>>>

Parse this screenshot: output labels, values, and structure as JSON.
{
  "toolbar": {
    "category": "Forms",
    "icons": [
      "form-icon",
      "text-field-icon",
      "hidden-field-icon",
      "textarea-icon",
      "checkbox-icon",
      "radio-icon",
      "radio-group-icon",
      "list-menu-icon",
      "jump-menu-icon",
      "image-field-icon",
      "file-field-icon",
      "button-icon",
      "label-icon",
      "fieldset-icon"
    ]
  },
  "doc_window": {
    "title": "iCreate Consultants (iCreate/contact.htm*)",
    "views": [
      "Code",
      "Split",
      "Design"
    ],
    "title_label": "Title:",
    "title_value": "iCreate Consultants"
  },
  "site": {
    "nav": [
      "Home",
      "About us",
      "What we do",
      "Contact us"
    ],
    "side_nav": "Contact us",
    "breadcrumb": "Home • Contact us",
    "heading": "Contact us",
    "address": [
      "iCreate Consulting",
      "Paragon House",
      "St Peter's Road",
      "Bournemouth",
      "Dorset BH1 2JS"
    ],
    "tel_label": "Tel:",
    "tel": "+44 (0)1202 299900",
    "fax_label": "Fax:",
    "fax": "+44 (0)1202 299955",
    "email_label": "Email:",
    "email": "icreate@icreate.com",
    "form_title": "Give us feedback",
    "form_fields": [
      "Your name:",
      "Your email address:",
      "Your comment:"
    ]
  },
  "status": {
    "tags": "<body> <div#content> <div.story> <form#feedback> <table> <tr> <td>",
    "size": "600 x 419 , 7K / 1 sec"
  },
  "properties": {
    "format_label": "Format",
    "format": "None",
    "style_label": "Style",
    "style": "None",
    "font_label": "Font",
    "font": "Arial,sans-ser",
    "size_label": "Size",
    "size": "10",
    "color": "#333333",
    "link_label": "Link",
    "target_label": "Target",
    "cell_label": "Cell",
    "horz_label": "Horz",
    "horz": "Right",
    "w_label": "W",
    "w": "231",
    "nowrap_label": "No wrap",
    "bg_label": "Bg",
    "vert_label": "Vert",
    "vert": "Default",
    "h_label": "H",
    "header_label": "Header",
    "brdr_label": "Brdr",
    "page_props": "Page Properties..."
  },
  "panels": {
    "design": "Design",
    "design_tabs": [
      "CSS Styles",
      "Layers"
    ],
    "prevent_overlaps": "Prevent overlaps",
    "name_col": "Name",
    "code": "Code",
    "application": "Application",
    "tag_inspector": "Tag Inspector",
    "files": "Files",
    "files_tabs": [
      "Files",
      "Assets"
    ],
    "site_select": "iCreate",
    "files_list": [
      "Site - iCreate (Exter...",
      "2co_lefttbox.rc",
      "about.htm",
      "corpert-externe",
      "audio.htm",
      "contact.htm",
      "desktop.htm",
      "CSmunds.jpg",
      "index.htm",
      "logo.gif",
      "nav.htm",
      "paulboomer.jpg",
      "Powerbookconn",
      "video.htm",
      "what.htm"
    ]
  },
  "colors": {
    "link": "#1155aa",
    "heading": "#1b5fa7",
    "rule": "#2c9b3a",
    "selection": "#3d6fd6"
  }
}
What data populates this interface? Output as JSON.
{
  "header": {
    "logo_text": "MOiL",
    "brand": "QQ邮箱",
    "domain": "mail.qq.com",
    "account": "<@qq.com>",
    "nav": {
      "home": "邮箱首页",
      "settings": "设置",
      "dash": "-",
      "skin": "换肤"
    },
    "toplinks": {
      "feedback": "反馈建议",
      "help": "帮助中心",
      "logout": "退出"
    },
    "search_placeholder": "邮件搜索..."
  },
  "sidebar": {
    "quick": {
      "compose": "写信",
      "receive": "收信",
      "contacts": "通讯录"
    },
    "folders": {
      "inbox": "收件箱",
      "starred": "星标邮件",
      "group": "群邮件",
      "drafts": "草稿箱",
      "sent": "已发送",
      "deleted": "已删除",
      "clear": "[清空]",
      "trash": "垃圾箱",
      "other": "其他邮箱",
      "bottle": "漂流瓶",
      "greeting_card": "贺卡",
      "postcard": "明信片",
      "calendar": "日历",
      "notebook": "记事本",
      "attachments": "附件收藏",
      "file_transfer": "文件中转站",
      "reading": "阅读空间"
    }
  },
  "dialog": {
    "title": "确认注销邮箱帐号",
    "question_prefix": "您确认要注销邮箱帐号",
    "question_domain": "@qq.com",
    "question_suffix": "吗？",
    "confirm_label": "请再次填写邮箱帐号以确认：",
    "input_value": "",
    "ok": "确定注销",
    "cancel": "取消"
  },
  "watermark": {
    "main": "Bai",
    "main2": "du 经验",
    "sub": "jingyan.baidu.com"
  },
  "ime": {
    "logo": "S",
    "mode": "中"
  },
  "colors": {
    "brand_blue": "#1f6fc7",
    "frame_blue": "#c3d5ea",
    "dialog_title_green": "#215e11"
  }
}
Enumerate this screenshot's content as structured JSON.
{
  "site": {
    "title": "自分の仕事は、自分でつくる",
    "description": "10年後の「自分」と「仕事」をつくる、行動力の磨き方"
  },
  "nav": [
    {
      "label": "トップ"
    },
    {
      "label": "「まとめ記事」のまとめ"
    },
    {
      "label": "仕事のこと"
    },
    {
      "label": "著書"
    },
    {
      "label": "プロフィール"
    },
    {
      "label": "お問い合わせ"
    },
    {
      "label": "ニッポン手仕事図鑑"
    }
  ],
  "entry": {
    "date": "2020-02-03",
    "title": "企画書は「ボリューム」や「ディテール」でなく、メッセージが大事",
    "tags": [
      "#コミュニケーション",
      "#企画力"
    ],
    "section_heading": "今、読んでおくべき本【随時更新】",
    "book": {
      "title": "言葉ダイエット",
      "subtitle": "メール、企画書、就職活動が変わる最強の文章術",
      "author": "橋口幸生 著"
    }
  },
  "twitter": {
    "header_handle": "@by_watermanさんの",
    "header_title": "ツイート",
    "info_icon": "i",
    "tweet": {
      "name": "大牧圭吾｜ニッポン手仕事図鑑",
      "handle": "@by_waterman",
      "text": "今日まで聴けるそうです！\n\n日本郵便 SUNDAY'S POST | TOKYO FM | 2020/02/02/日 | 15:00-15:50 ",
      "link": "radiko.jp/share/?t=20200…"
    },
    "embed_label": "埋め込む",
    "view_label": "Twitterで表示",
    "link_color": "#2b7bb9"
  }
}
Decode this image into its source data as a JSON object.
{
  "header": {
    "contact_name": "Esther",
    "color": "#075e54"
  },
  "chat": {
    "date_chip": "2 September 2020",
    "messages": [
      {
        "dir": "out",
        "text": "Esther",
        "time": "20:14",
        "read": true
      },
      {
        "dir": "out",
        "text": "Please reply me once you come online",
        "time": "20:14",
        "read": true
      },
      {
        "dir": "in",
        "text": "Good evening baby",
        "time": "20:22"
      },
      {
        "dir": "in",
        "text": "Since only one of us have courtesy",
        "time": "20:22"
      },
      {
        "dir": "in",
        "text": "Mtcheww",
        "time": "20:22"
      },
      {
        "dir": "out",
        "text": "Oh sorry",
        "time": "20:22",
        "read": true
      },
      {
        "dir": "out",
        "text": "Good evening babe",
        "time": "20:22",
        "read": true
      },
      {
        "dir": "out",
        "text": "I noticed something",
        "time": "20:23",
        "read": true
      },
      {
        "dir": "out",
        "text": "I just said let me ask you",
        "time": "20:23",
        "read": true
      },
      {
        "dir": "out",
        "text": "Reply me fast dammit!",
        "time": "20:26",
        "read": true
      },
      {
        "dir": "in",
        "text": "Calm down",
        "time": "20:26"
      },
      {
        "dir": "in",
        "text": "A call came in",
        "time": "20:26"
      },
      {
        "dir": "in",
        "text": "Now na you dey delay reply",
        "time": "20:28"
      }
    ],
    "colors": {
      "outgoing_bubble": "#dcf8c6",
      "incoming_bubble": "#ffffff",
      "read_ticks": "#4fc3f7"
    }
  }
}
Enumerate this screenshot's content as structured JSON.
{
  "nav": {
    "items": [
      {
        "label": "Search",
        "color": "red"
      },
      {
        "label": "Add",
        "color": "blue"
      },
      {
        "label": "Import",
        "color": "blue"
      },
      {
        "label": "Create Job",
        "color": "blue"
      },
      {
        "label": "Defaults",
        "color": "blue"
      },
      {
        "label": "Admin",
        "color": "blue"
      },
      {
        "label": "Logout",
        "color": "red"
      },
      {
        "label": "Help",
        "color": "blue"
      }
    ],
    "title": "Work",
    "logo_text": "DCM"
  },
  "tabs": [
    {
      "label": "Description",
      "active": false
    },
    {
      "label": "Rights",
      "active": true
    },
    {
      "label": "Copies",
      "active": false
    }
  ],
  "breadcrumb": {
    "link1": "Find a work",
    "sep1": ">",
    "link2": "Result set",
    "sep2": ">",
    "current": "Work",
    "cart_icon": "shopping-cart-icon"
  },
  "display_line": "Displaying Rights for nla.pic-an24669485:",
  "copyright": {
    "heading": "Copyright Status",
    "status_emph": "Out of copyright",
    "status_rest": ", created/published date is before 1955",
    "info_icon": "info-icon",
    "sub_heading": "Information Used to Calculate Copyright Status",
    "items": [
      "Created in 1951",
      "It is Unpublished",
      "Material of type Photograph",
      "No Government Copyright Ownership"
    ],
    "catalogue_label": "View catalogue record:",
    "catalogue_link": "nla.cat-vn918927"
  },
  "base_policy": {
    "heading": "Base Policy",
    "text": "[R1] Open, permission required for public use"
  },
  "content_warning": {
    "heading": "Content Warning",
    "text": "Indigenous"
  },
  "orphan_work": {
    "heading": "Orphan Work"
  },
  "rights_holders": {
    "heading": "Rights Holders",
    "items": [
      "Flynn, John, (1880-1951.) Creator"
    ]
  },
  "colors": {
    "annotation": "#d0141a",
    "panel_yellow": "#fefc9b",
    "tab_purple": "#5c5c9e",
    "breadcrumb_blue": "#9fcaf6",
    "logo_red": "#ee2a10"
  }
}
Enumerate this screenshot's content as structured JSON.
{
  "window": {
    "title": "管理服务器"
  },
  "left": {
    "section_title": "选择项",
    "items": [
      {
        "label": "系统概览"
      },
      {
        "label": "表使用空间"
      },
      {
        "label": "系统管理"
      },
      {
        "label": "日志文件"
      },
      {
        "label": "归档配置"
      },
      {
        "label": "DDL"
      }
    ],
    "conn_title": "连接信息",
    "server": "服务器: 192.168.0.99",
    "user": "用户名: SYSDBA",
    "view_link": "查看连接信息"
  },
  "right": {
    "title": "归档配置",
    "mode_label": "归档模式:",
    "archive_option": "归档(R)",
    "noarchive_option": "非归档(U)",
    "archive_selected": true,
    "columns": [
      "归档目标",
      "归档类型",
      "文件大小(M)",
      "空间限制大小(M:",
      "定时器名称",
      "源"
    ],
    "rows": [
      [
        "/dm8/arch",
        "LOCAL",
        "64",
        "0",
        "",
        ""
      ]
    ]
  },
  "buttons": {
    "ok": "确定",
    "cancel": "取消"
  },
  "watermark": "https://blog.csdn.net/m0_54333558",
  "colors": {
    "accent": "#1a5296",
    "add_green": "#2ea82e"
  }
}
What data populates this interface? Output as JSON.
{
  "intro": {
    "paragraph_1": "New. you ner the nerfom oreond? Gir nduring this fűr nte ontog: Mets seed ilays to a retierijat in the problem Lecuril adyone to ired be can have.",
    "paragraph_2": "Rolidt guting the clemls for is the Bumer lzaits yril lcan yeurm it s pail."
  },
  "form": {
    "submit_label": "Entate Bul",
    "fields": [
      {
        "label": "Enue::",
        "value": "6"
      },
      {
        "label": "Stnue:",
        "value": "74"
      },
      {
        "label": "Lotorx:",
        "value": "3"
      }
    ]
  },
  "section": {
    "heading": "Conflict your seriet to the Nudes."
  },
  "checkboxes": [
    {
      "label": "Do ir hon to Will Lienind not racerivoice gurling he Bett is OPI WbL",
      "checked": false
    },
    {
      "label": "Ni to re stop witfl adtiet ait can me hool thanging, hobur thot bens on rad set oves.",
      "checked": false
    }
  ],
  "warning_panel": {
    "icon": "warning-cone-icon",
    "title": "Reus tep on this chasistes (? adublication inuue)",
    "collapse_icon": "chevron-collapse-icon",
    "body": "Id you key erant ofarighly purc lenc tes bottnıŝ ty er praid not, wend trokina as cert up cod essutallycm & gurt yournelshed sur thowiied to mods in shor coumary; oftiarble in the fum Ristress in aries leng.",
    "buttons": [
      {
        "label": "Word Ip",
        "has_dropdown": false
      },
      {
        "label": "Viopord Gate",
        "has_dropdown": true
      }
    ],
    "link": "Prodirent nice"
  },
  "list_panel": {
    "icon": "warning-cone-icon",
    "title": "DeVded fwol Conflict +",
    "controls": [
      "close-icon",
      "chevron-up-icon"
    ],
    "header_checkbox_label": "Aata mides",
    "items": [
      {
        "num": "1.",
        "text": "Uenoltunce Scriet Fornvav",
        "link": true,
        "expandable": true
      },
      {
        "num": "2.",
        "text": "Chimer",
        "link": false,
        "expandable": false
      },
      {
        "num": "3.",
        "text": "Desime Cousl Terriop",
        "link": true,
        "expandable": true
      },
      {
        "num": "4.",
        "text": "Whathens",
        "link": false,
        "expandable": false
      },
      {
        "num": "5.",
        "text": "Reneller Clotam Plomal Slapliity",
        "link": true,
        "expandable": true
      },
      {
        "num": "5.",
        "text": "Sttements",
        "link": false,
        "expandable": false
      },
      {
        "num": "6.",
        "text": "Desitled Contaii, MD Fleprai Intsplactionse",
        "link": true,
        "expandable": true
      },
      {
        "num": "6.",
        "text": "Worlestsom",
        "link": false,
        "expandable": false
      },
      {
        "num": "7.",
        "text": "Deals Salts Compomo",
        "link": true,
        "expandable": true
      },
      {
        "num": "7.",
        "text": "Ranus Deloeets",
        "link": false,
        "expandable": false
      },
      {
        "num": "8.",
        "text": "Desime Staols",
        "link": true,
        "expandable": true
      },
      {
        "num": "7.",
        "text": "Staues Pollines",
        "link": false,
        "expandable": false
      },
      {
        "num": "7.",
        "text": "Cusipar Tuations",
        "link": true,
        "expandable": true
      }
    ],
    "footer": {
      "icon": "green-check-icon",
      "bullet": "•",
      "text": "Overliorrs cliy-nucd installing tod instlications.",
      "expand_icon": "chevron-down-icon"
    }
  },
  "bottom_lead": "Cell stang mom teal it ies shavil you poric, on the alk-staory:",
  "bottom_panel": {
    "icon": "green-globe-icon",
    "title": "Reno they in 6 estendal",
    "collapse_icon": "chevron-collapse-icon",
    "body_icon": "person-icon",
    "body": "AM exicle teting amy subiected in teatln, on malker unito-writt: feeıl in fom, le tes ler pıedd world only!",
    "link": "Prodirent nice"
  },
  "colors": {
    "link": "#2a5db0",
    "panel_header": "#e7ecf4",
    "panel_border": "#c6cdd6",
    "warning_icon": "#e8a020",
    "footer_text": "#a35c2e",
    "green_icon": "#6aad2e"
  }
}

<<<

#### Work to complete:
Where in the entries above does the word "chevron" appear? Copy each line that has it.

#### Your response:
    "collapse_icon": "chevron-collapse-icon",
      "chevron-up-icon"
      "expand_icon": "chevron-down-icon"
    "collapse_icon": "chevron-collapse-icon",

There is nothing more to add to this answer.